▶ _Your instructions_
What lines below contain the word "Mostly"? Please pull each one out.

┄┄┄┄┄┄┄┄┄┄┄┄┄┄┄┄┄┄┄┄

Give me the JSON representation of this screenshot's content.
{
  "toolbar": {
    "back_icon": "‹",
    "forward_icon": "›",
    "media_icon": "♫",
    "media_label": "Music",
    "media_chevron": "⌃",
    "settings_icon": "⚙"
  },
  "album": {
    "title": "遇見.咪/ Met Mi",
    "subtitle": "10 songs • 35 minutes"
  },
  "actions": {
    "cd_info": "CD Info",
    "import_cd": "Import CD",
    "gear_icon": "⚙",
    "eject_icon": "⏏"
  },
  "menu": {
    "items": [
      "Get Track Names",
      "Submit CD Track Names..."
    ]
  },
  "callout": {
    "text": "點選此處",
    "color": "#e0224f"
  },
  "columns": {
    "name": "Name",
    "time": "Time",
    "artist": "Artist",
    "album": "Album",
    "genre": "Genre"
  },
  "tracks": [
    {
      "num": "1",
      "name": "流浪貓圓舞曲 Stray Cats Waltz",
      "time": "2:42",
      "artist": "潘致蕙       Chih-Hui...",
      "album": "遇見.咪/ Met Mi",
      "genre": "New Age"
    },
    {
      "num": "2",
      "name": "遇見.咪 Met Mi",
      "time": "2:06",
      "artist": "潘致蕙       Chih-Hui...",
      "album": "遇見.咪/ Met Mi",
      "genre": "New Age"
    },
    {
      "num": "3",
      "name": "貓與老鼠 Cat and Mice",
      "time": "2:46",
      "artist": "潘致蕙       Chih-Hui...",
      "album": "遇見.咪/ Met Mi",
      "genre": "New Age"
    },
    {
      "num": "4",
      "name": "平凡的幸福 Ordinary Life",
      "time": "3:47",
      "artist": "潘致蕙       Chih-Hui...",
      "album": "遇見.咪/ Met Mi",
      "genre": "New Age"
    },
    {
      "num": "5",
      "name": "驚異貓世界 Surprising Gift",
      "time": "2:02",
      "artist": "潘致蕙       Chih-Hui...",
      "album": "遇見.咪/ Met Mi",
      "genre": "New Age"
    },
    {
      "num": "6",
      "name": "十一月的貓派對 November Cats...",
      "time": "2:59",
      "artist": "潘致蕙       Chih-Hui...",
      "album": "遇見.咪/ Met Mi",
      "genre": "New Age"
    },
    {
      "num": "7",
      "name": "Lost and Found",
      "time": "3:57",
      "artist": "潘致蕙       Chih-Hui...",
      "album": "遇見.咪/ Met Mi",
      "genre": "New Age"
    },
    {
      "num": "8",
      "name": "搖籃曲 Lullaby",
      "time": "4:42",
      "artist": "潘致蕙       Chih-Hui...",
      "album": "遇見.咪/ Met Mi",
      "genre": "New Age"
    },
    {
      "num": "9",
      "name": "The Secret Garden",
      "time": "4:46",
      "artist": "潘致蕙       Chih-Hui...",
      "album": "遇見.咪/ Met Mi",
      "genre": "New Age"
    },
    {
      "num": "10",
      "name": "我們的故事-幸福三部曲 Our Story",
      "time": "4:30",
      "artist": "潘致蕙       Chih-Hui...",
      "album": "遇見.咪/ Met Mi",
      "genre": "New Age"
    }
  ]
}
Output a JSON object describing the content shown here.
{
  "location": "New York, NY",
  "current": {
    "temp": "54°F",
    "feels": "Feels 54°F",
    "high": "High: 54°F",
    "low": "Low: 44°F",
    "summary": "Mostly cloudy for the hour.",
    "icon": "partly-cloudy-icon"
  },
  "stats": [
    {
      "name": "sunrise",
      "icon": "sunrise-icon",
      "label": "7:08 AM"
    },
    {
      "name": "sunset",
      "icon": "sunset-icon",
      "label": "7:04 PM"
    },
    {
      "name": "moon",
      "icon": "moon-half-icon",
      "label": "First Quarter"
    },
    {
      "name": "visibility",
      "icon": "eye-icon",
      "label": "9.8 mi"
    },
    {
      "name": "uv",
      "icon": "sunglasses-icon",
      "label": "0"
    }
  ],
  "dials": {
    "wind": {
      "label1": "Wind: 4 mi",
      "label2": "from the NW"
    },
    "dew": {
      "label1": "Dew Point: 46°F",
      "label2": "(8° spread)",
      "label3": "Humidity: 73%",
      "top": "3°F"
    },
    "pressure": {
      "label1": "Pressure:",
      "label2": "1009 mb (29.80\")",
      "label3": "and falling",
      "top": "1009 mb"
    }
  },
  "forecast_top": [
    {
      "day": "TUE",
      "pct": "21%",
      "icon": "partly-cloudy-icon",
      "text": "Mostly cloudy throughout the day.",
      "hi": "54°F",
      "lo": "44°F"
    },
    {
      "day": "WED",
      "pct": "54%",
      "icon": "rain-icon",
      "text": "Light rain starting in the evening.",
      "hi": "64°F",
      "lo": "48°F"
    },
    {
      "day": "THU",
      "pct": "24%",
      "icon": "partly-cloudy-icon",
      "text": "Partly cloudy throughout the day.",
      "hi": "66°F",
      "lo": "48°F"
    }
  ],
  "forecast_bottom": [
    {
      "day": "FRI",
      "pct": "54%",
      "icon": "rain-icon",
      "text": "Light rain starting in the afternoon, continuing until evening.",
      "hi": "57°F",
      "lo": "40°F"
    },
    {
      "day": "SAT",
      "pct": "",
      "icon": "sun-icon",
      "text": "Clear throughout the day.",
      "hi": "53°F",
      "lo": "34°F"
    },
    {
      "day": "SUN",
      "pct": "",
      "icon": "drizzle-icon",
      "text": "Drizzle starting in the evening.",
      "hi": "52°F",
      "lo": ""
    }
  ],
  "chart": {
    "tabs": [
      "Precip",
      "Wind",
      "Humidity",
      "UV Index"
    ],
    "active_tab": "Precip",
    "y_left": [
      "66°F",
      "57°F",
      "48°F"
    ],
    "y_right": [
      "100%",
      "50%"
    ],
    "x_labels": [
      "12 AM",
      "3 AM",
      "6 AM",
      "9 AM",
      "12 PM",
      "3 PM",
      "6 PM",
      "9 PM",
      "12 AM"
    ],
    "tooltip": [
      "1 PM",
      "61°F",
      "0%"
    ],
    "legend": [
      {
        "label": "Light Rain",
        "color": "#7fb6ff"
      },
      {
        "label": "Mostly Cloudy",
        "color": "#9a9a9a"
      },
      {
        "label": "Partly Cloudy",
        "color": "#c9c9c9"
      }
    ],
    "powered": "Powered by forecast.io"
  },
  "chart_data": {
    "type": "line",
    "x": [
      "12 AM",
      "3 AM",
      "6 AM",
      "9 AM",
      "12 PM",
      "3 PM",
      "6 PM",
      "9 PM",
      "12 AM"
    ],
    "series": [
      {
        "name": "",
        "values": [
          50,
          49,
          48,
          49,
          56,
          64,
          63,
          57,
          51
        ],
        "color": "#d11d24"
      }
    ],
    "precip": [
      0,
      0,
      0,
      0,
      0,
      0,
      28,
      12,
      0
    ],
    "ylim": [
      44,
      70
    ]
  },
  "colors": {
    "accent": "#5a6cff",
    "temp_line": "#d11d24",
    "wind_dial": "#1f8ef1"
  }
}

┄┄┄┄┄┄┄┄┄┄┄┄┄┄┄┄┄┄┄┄

▶ _Solution to the problem_
    "summary": "Mostly cloudy for the hour.",
      "text": "Mostly cloudy throughout the day.",
        "label": "Mostly Cloudy",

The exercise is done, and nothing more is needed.